*** Opening INFORMATION PROVIDED ***

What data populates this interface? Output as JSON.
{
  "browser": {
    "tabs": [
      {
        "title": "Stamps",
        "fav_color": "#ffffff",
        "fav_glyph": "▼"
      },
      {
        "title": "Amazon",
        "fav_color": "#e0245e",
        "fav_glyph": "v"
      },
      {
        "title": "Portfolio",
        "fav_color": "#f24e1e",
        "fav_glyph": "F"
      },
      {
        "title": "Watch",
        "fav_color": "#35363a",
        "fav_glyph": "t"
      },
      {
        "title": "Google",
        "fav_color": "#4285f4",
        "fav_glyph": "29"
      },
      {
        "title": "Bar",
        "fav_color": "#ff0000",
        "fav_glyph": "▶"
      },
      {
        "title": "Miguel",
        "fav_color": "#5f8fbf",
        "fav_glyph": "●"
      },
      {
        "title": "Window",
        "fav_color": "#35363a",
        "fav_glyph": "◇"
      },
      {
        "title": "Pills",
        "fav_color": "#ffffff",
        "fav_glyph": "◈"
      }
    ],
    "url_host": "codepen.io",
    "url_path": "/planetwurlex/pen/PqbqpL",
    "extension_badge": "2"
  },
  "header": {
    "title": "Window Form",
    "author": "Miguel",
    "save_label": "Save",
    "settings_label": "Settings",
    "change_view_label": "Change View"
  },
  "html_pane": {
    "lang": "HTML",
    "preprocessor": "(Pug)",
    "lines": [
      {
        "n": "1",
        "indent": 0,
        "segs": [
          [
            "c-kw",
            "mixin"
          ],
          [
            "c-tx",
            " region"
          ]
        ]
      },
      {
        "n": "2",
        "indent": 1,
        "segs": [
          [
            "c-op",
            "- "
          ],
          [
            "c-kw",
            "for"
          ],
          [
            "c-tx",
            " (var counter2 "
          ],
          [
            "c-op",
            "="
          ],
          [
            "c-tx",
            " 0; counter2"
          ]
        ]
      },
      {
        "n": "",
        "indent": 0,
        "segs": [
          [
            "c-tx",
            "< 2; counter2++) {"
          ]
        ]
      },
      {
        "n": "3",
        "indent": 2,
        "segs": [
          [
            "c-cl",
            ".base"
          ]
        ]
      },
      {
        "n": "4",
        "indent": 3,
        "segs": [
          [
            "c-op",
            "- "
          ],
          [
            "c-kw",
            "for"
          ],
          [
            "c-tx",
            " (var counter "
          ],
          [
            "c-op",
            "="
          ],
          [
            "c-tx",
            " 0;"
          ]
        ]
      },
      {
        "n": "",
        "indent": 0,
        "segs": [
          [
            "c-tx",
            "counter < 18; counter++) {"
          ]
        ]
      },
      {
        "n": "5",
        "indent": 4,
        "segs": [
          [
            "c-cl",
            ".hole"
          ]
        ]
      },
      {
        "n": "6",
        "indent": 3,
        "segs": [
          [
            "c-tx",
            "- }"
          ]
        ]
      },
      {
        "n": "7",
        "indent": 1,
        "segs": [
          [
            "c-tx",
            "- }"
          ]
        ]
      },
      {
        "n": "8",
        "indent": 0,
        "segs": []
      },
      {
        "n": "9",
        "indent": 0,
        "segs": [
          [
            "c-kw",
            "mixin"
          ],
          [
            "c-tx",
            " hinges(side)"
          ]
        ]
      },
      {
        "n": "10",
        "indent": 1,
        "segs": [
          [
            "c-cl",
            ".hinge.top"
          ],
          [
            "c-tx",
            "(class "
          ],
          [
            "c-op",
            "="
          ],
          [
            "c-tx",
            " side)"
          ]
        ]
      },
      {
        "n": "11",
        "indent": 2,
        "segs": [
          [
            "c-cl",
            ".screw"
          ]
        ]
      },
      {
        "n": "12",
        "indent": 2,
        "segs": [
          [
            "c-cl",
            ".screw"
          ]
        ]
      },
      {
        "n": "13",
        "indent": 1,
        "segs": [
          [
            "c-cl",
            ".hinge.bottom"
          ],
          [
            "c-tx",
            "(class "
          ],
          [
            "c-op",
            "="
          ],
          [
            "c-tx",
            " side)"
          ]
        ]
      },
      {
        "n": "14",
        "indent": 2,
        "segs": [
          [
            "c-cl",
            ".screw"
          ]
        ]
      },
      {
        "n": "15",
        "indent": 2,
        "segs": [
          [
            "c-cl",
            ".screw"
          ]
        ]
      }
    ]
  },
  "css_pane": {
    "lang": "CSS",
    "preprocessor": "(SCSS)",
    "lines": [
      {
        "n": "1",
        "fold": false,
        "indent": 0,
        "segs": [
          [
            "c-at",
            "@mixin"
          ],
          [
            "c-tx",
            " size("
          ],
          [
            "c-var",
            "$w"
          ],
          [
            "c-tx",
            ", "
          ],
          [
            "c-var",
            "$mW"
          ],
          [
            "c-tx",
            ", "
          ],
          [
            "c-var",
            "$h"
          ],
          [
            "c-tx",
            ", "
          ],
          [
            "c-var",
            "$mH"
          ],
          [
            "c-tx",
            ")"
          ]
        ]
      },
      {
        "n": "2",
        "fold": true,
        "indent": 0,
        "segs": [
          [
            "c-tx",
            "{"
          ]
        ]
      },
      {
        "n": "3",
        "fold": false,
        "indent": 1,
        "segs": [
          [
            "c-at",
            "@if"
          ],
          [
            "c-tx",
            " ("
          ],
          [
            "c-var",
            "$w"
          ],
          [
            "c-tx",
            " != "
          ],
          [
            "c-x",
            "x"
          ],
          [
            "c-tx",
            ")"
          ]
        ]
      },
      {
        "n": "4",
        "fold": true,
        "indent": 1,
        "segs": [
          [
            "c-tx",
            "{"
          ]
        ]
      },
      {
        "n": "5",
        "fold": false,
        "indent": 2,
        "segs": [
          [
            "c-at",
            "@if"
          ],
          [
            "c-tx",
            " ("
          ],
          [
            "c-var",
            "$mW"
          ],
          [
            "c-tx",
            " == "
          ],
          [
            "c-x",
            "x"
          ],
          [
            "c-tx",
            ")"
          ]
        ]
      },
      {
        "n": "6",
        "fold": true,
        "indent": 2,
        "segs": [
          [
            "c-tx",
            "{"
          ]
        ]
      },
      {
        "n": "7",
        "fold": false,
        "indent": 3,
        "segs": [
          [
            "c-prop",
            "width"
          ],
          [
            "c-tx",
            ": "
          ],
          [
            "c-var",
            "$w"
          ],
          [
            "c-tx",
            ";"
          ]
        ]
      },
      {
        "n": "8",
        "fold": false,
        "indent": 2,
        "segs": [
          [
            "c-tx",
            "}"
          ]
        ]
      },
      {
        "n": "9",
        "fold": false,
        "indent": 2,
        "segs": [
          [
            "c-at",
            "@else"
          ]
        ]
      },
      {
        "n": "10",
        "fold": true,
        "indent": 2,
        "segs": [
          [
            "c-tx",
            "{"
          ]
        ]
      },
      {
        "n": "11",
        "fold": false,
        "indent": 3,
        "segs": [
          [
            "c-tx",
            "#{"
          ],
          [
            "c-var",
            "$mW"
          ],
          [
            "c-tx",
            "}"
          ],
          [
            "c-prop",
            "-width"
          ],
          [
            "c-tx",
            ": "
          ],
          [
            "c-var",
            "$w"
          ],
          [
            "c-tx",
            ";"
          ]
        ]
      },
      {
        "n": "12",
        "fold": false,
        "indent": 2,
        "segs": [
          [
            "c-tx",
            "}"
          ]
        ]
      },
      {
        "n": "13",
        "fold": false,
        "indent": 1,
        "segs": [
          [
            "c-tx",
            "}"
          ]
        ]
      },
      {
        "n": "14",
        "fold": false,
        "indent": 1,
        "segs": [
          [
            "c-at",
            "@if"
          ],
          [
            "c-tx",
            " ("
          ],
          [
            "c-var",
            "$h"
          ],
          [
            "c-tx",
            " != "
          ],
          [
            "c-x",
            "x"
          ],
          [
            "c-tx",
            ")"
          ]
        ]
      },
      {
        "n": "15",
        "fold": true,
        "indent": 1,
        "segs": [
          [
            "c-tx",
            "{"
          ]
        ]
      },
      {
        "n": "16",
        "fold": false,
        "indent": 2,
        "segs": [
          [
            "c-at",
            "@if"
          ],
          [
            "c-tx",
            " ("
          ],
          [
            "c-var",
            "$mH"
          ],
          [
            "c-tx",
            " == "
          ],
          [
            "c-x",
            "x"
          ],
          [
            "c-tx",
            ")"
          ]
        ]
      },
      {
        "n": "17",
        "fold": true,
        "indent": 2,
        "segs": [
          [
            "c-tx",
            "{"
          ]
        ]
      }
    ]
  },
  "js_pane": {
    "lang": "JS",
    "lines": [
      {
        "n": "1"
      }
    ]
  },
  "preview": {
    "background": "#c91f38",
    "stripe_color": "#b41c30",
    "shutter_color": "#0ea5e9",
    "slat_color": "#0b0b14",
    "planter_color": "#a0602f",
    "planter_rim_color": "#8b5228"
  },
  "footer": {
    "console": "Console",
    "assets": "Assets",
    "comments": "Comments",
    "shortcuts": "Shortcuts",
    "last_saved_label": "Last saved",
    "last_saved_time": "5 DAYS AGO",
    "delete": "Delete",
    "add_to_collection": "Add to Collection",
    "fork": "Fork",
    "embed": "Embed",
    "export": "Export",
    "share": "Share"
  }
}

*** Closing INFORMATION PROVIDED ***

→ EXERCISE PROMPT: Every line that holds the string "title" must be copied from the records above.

→ TASK SOLUTION:
        "title": "Stamps",
        "title": "Amazon",
        "title": "Portfolio",
        "title": "Watch",
        "title": "Google",
        "title": "Bar",
        "title": "Miguel",
        "title": "Window",
        "title": "Pills",
    "title": "Window Form",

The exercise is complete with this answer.